As beautiful as most show houses are, I had never seen one that I'd actually want to live in until I came across Coastal Living's 2009 Idea Cottage in Mount Pleasant, South Carolina. There is much to love about the 2,400 sq. ft. interior, designed by Charleston's Angie Hranowsky, but my favorite element is stylish division of zones in the open living space...The main living space comprises a kitchen, lounge area, and dining space, and although the zones operate as distinct areas, they also read more or less as one cohesive space. How did they pull it off?
Well, first Angie created three parallel zones with relatively similar footprints each containing its own ceiling fixture and floor covering. She anchored the living room with a low back sofa that allows people in the kitchen and living room chairs to see straight through the dining room to the entryway. Likewise, in the dining room she used white Bertoia wire chairs that fade into the white sofa rather than heavy wooden chairs which would might create too heavy of a dining room. The wire chairs bring a fresh modern vibe to the room without weighing down or dominating the space.
To unite the three spaces, Angie got color on her side. Rather than designating a certain color scheme to each zone, she carried colors throughout the separate spaces. The coral that is used as the background color in the hallway and stairwell is also present in the dining room artwork, the living room chairs, and the accent vases in the kitchen. Likewise there are touches of purple, fuchsia, teal, and brass throughout which lead the eye through the entire space.
She also achieves cohesion by repeating a few themes throughout the space. The long brass bases of the candlestick lamps on the dining room sideboard mimic those of the kitchen pendants, and the bottle cap mosaic above the sideboard has a similar textural effect to the tiled accent wall at the back of the kitchen. The large scale rectangular artwork above the sideboard has the same visual weight as the rectangular mirror above the mantel just to the left.

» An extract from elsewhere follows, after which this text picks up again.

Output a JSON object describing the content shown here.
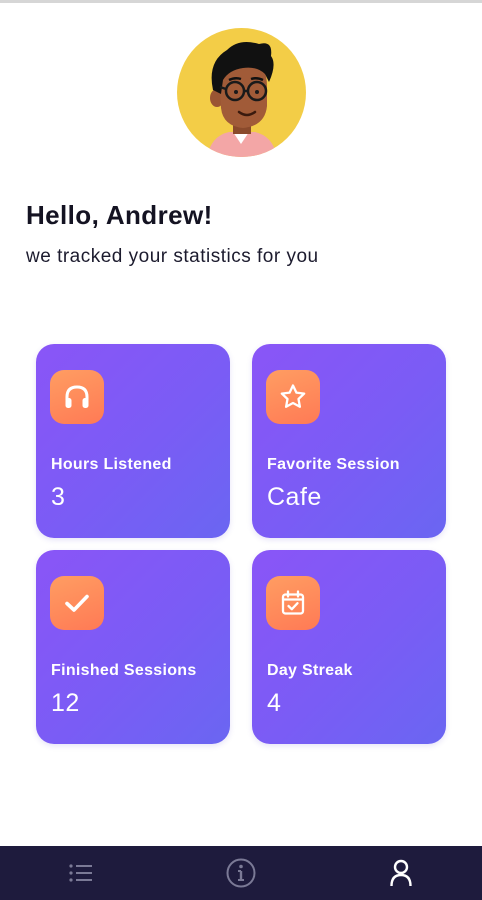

Additionally, touches of clean-lined rustic are sprinkled throughout: the salvaged newel post at the base of the stairs, the primitive-inspired dining table, the barstools, and the rough-hewn fir mantel.
When can we move in?
To learn more about this year's fabulous Idea Cottage, check out Coastal Living's full article here.
(Images: Coastal Living)